§ REQUIREMENT
The full set of entries below must be returned exactly as shown.

§ DATA LISTING
=-=-=-=-=

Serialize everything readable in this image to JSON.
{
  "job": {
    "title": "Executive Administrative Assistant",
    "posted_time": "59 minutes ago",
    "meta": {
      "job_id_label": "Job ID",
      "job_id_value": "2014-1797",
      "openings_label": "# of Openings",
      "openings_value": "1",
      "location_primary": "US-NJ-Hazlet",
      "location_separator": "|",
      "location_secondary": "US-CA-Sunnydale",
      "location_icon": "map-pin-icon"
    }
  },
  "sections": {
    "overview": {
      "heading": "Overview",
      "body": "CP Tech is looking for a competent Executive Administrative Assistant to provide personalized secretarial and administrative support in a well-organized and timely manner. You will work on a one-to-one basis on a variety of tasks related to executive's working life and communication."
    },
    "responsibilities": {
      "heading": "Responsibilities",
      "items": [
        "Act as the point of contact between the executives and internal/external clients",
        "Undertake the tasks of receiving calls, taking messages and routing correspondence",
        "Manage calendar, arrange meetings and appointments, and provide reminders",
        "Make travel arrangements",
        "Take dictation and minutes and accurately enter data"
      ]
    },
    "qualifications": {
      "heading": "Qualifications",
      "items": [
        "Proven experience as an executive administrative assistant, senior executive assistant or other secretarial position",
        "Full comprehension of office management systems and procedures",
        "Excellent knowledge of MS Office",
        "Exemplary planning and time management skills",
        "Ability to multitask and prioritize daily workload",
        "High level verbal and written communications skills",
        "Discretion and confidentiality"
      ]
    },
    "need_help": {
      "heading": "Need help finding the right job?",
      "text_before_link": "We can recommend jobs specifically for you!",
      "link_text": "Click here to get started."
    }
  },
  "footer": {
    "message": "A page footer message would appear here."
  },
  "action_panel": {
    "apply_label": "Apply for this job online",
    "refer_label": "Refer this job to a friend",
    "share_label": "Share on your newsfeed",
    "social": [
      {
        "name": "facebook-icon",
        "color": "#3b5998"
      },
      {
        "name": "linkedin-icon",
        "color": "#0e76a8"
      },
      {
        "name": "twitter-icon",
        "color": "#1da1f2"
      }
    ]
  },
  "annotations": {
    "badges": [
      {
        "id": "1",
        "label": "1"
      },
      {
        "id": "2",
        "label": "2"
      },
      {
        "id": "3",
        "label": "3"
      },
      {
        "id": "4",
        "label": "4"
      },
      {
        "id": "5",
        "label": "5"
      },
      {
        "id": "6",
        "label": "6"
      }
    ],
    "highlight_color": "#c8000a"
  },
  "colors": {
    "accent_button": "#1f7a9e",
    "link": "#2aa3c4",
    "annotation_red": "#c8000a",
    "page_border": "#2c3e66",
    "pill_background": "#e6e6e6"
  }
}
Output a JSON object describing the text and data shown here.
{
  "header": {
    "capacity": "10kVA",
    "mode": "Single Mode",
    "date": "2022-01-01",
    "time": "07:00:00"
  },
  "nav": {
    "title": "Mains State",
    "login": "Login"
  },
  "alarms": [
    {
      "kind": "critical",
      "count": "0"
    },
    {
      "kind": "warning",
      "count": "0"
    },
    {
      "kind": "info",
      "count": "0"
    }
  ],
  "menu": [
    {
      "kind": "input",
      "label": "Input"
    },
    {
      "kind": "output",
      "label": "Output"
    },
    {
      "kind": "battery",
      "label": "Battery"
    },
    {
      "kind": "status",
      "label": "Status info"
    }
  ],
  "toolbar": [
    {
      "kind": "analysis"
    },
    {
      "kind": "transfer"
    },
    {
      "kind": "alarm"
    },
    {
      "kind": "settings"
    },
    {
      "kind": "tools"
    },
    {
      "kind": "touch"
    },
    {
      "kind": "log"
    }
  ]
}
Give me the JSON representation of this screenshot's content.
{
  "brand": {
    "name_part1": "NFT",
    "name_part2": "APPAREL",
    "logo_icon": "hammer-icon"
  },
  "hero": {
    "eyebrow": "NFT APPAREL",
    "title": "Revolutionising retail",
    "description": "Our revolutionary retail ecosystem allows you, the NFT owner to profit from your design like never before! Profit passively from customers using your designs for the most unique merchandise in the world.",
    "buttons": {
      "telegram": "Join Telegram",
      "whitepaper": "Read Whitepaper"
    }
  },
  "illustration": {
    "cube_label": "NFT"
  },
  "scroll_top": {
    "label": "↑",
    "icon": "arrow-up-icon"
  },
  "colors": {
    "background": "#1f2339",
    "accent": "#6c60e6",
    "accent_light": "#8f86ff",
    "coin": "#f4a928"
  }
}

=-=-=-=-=

§ RESULT
Serialize everything readable in this image to JSON.
{
  "job": {
    "title": "Executive Administrative Assistant",
    "posted_time": "59 minutes ago",
    "meta": {
      "job_id_label": "Job ID",
      "job_id_value": "2014-1797",
      "openings_label": "# of Openings",
      "openings_value": "1",
      "location_primary": "US-NJ-Hazlet",
      "location_separator": "|",
      "location_secondary": "US-CA-Sunnydale",
      "location_icon": "map-pin-icon"
    }
  },
  "sections": {
    "overview": {
      "heading": "Overview",
      "body": "CP Tech is looking for a competent Executive Administrative Assistant to provide personalized secretarial and administrative support in a well-organized and timely manner. You will work on a one-to-one basis on a variety of tasks related to executive's working life and communication."
    },
    "responsibilities": {
      "heading": "Responsibilities",
      "items": [
        "Act as the point of contact between the executives and internal/external clients",
        "Undertake the tasks of receiving calls, taking messages and routing correspondence",
        "Manage calendar, arrange meetings and appointments, and provide reminders",
        "Make travel arrangements",
        "Take dictation and minutes and accurately enter data"
      ]
    },
    "qualifications": {
      "heading": "Qualifications",
      "items": [
        "Proven experience as an executive administrative assistant, senior executive assistant or other secretarial position",
        "Full comprehension of office management systems and procedures",
        "Excellent knowledge of MS Office",
        "Exemplary planning and time management skills",
        "Ability to multitask and prioritize daily workload",
        "High level verbal and written communications skills",
        "Discretion and confidentiality"
      ]
    },
    "need_help": {
      "heading": "Need help finding the right job?",
      "text_before_link": "We can recommend jobs specifically for you!",
      "link_text": "Click here to get started."
    }
  },
  "footer": {
    "message": "A page footer message would appear here."
  },
  "action_panel": {
    "apply_label": "Apply for this job online",
    "refer_label": "Refer this job to a friend",
    "share_label": "Share on your newsfeed",
    "social": [
      {
        "name": "facebook-icon",
        "color": "#3b5998"
      },
      {
        "name": "linkedin-icon",
        "color": "#0e76a8"
      },
      {
        "name": "twitter-icon",
        "color": "#1da1f2"
      }
    ]
  },
  "annotations": {
    "badges": [
      {
        "id": "1",
        "label": "1"
      },
      {
        "id": "2",
        "label": "2"
      },
      {
        "id": "3",
        "label": "3"
      },
      {
        "id": "4",
        "label": "4"
      },
      {
        "id": "5",
        "label": "5"
      },
      {
        "id": "6",
        "label": "6"
      }
    ],
    "highlight_color": "#c8000a"
  },
  "colors": {
    "accent_button": "#1f7a9e",
    "link": "#2aa3c4",
    "annotation_red": "#c8000a",
    "page_border": "#2c3e66",
    "pill_background": "#e6e6e6"
  }
}
Output a JSON object describing the text and data shown here.
{
  "header": {
    "capacity": "10kVA",
    "mode": "Single Mode",
    "date": "2022-01-01",
    "time": "07:00:00"
  },
  "nav": {
    "title": "Mains State",
    "login": "Login"
  },
  "alarms": [
    {
      "kind": "critical",
      "count": "0"
    },
    {
      "kind": "warning",
      "count": "0"
    },
    {
      "kind": "info",
      "count": "0"
    }
  ],
  "menu": [
    {
      "kind": "input",
      "label": "Input"
    },
    {
      "kind": "output",
      "label": "Output"
    },
    {
      "kind": "battery",
      "label": "Battery"
    },
    {
      "kind": "status",
      "label": "Status info"
    }
  ],
  "toolbar": [
    {
      "kind": "analysis"
    },
    {
      "kind": "transfer"
    },
    {
      "kind": "alarm"
    },
    {
      "kind": "settings"
    },
    {
      "kind": "tools"
    },
    {
      "kind": "touch"
    },
    {
      "kind": "log"
    }
  ]
}
Give me the JSON representation of this screenshot's content.
{
  "brand": {
    "name_part1": "NFT",
    "name_part2": "APPAREL",
    "logo_icon": "hammer-icon"
  },
  "hero": {
    "eyebrow": "NFT APPAREL",
    "title": "Revolutionising retail",
    "description": "Our revolutionary retail ecosystem allows you, the NFT owner to profit from your design like never before! Profit passively from customers using your designs for the most unique merchandise in the world.",
    "buttons": {
      "telegram": "Join Telegram",
      "whitepaper": "Read Whitepaper"
    }
  },
  "illustration": {
    "cube_label": "NFT"
  },
  "scroll_top": {
    "label": "↑",
    "icon": "arrow-up-icon"
  },
  "colors": {
    "background": "#1f2339",
    "accent": "#6c60e6",
    "accent_light": "#8f86ff",
    "coin": "#f4a928"
  }
}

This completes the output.